Wanxiang, which has participated in President Obama’s 100,000 Strong Initiative to send more American students to study in China, will fund all travel, living, and educational expenses. The partnership with Delaware, known as the Delaware Summer Chinese LInCS (Language Initiative for Communicating STEM) program, is geared toward students interested in real-world opportunities to apply their Chinese language proficiency and cultural knowledge in a STEM context.

“Delaware has made an impressive commitment to world language education and specifically to Chinese language opportunities for its students,” said Pin Ni. “We are proud to partner with Governor Markell and the Department of Education to make available more educational resources for the state as we continue to support President Obama’s 100,000 Strong Initiative.”

Applications are due in March, and students will be chosen in April. Participants will depart in late June.

World Language Expansion in Delaware   Today’s signing ceremony builds on Governor Markell’s push to make Delaware the most bilingual state.
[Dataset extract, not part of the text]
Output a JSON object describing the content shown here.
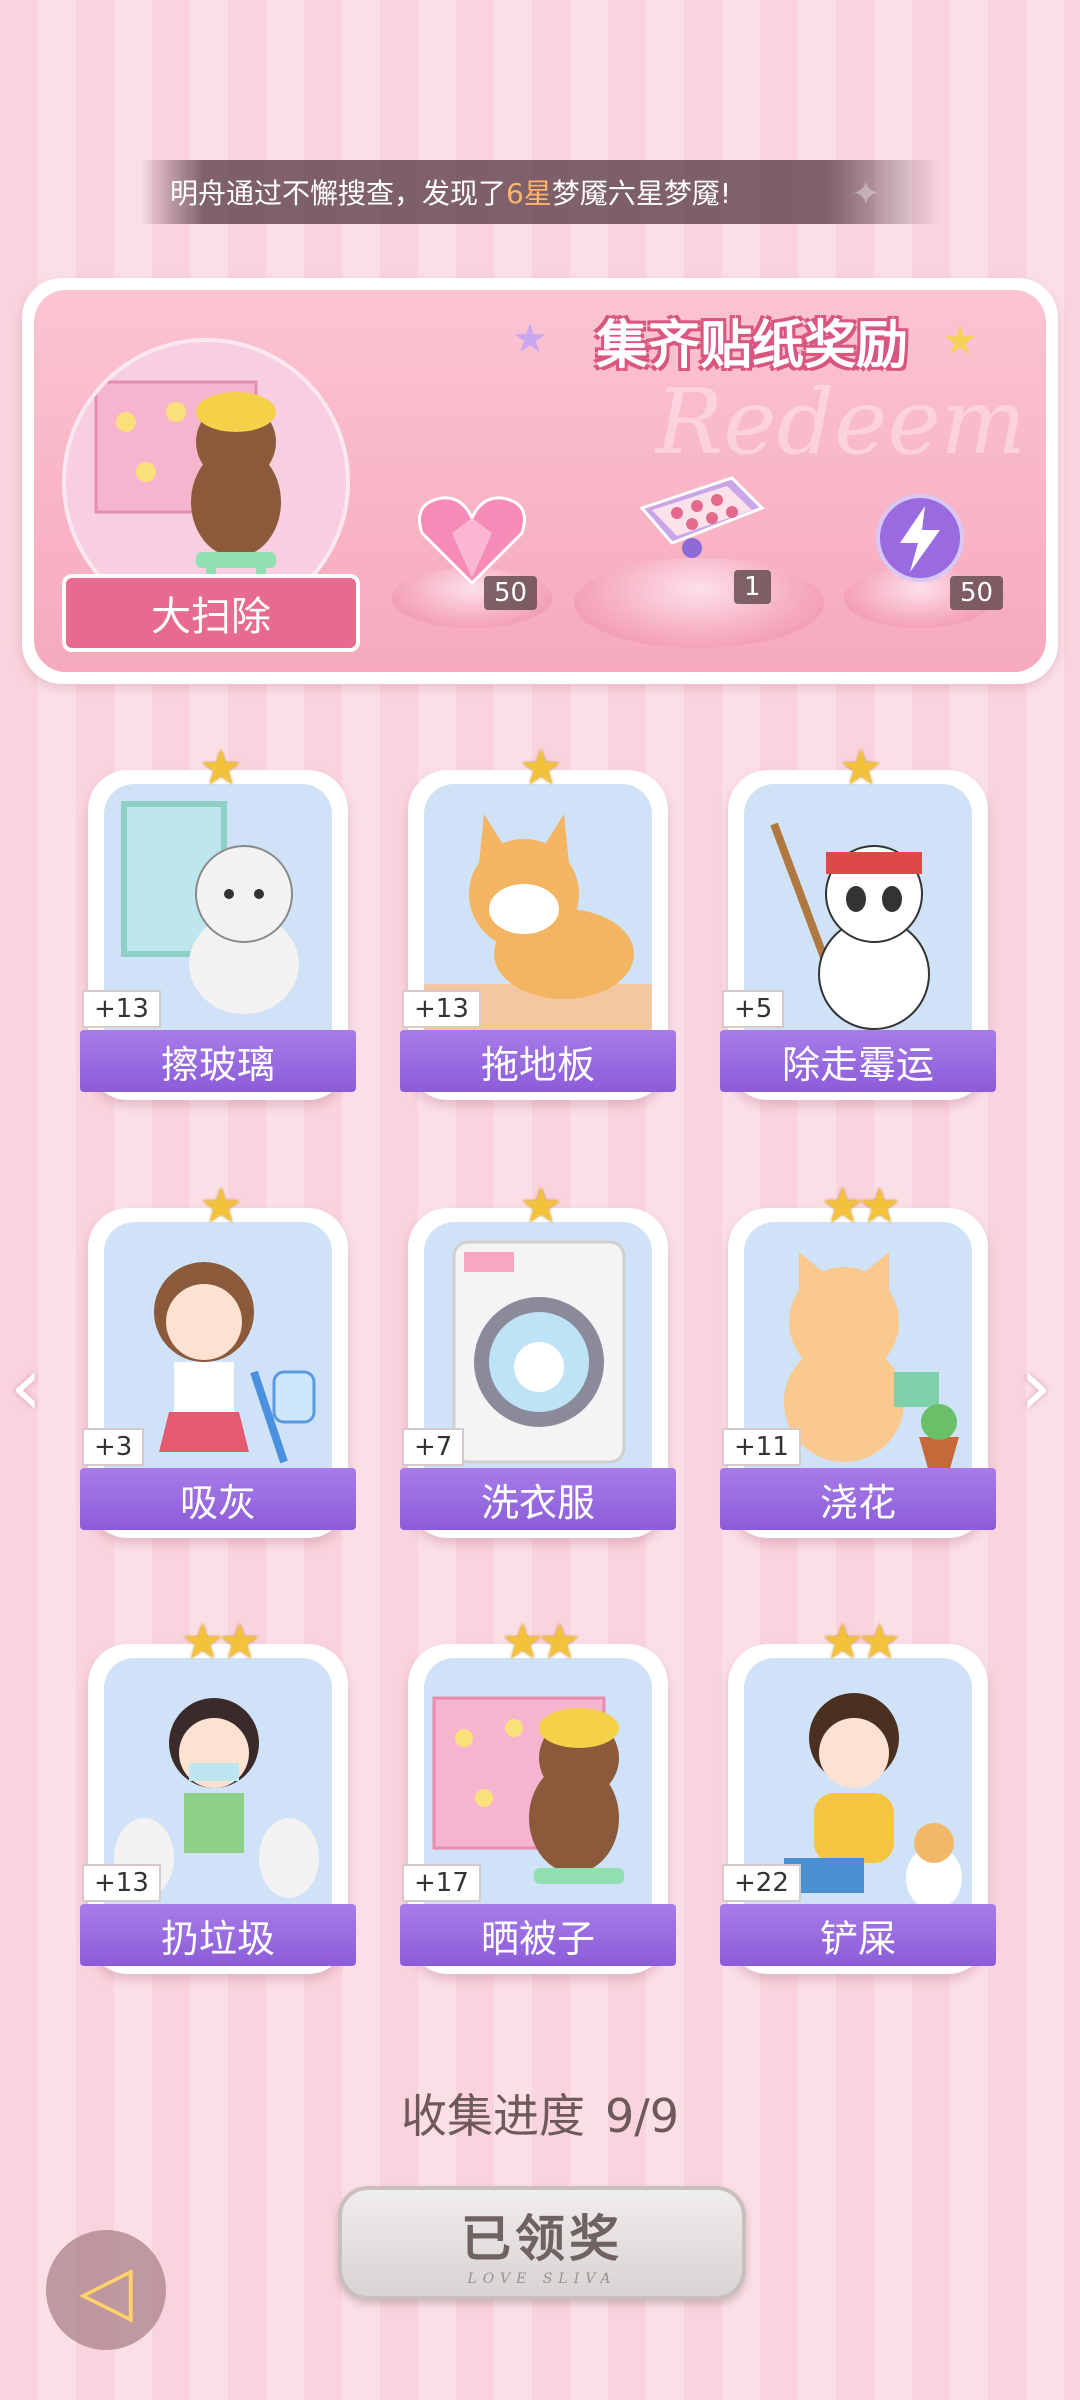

At the event, he also announced growth of his World Language Expansion initiative, which gives students the chance to learn half of their subjects in either Spanish or Chinese from kindergarten through eighth grade. Participants aim to become proficient by fourth grade and pass the Advanced Placement language exam by ninth grade. Six new programs will open at schools next fall, bringing the statewide total to 17 programs with more than 2,300 students taking part in what will be the initiative’s fourth year. More details are available at